Rating: two stars (out of four)
The illustrations in this book were so interesting to look at, they reminded me of elaborate stain glass designs, and my favorite was the last page, the greens and yellows looked so nice with the black out-lines. The story was okay, with the rhyming making it a fun read for kids, but I'm not sure I'd pick it up again.
This book had a good moral but I felt like it was a little dark for a children's book, the illustrations were pretty good, but I wasn't in love with them or anything. This book was definitely not my favorite, but it still had a happy ending, and that was nice.
I thought that this story was quite amusing.With a slightly unpredictable outcome you are left wondering if maybe the kingdom will perish underneath a great big pile of oobleck.I liked this book, you should check it out.
I grew up with a different version of this story and I must say that I liked my version better.This story seemed unrealistic, I didn’t like how the villagers acted and how quick they were swayed from their opinions.The illustrations were okay, but this isn’t a book that I’m recommending anytime soon.
White Snow, Bright Snow by Alvin Tresselt, illustrated by Roger Duvoisin
Rating: two stars (out of four)
I liked the way that this book was written, with a poetic short of lilt. But what I found slightly annoying was that some of the pages were hard to read because the font of the words was black and the pages were dark gray. Other then that I thought this was a fairly enjoyable read.
This was a fairly cute little story, I liked the contrast between the two mothers and how it was almost the exact same text, making it a more enjoyable read. The illustrations were nice, but still, not a book that I'd buy.
The idea for this story was a nice one, but I didn't feel like it was interesting enough to entertain as a story. The pictures were lovely, but I just couldn't get into this book, and I felt that it was even a little boring.
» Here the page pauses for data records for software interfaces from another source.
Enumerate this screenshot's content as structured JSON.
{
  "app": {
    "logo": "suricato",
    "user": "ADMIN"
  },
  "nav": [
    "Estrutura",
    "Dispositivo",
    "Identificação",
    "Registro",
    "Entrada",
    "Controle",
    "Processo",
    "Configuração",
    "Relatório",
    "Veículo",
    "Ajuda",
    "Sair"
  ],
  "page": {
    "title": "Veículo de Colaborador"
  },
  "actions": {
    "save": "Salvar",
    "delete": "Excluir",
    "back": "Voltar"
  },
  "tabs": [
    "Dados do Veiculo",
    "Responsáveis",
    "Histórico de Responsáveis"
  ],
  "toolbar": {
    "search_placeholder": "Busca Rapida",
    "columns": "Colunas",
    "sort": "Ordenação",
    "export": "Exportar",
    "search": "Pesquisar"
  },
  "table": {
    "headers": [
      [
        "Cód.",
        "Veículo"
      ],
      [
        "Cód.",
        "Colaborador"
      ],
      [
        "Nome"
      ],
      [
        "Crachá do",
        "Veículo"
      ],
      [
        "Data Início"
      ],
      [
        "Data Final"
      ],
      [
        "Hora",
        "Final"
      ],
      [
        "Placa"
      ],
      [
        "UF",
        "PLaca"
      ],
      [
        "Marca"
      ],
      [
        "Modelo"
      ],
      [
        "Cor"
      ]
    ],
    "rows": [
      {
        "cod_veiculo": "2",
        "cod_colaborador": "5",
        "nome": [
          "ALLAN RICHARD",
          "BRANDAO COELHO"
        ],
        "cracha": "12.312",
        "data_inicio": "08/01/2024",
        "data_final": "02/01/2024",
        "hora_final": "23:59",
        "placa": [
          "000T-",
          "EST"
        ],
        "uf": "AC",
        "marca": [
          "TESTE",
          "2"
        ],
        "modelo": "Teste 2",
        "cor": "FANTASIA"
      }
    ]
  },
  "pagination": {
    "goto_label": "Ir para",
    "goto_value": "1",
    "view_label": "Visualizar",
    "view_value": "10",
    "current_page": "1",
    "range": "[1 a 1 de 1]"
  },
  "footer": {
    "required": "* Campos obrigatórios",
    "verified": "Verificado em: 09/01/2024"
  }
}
I was not impressed with this story, it went on and on and then abruptly ended, leaving you wondering what was really the point. The illustrations weren't my taste either, all in all, you can definitely skip this book.
I know that zero stars is a little harsh, but when I put this book along side some of the books that I had given one star, it just wasn't up to par. I did not enjoy this book, it was annoying how the dogs weren't smart enough to see that they were being duped and then at the end they finally band together and beat up another dog, not my idea of a good children's book. I don't recommend this book at all, the worst Caldecott Medal I have read thus far.
This books whimsical tale about what it takes to make a Super-dee-Dooper-dee-Booper Special de luxe a-la-Peter T. Hooper! You journey to foreign lands to find the best eggs and avoid the birds that are cranky and have eggs that taste like the inside of a fiddle. A delightful rhyming book that you can't help but smile when you read.
I didn't care for this story, it seemed a little disjointed, especially when they would stop mid-sentence, making you have to turn the page to read the rest, and finding 2 pages of illustrations, you want to finish the sentence, but you also want to study the artwork. Poor layout and not enough of a interesting story plot make this book one you can easily skip.
The moral of the story was good, but I didn't care for how it was reached, or the long introduction to the characters and other random people who weren't really included in the rest of the story. The pictures were pretty nice, but still not a book I'm planning on reading again.
I liked the theme of this book, that sometimes we judge people before getting to know them, labeling them a certain way because we don't understand them. I wasn't too impressed with the story itself and felt that there were a couple parts that seemed a tad bit on the unrealistic side. It had a happy ending though, and had a positive message.
The Storm Book by Charlotte Zolotow, illustrated by Margaret Bloy Graham
Rating: three stars (out of four)
What I loved most about this book was the author's imagery. She could paint a picture with words, and have it still be understandable to children. The way she described the scenery around the farm and the way the rain pummeled down from the sky was lovely. I enjoyed reading this book and would definitely recommend it.